The earliest stage of the game involves a small initial contribution by each player, called an “ante.” This money creates a pot that can be used to place subsequent bets and raises. The size of the pot is generally limited by a set amount, known as a “pot limit.”
After ante, the dealer deals two cards to each player. This is called the flop. Each player can choose to bet or fold, depending on the strength of his hand.
There are a variety of betting strategies in poker, but the most common is to raise when you think your hand is stronger than your opponent’s. If you raise, other players will go around in a circle and decide whether to call your new bet or fold.
A bet is a sum of chips that a player adds to the pot by matching another player’s bet. The higher the total amount of chips that a player puts into the pot, the more chips he has and the greater his chances of winning.
If a player folds, he withdraws his chips from the pot. If he bets, he adds more to the pot and his opponents must match the bet in order to stay in the hand.
Betting in poker is a fundamental part of the game, and it is important to understand how it works so that you can play to your advantage. There are three basic types of bets in poker: antes, calls and raises.
Accusations and Bluffs
There are many different ways to bluff in poker. The most common technique is to re-raise when you have a better hand than your opponent’s, but don’t be afraid to use other methods as well. You can also use a combination of these tactics to confuse your opponents and get them to fold their hands.
Reading other players is crucial to winning at poker! Once you learn how to read other players, it will become easier to pick up on their playing habits and patterns.
For example, if a player always bets on the flop and has a weak pair then you can make an assumption that they have a bad hand (unless they have pocket eights). You should also try to pick up on hands that are difficult for other players to conceal such as trips, flushes or full houses.
Position is also critical in poker. Ideally, you should act last, so that you can pick up on your opponents’ bluffs more easily and effectively.
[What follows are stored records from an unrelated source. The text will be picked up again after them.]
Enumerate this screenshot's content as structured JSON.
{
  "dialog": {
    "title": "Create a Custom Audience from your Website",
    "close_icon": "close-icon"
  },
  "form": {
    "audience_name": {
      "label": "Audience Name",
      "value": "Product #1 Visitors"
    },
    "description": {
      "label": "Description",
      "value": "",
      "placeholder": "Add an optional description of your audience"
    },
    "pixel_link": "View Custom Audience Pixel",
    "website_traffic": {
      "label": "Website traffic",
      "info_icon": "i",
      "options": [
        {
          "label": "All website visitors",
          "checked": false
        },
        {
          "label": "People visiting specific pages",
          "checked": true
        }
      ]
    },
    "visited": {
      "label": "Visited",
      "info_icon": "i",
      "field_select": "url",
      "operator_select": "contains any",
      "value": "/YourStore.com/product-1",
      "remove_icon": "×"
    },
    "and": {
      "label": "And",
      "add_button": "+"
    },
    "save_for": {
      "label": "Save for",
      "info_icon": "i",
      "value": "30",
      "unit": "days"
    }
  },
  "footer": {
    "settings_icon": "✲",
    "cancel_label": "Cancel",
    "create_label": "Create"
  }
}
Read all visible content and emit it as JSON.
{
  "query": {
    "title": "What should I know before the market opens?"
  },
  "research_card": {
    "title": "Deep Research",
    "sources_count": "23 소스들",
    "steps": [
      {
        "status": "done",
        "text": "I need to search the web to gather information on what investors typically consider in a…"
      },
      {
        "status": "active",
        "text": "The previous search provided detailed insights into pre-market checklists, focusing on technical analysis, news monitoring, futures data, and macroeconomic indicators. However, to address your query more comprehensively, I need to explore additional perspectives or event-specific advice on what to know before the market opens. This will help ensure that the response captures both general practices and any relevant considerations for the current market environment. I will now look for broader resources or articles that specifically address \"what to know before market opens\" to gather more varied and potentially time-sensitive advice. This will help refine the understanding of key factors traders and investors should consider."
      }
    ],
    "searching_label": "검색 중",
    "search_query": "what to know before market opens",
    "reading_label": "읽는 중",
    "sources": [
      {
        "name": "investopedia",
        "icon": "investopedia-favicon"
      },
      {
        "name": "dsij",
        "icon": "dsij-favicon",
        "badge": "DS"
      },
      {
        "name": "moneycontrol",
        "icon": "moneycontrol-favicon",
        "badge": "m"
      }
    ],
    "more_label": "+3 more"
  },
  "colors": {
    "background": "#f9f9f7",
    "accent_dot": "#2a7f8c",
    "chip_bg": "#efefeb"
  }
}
In addition to knowing what other players are holding, you should also learn how to read your own hands, which will help you determine whether or not you have a good hand. This is a great skill to practice and perfect in a low-stakes setting, before moving up to high stakes games.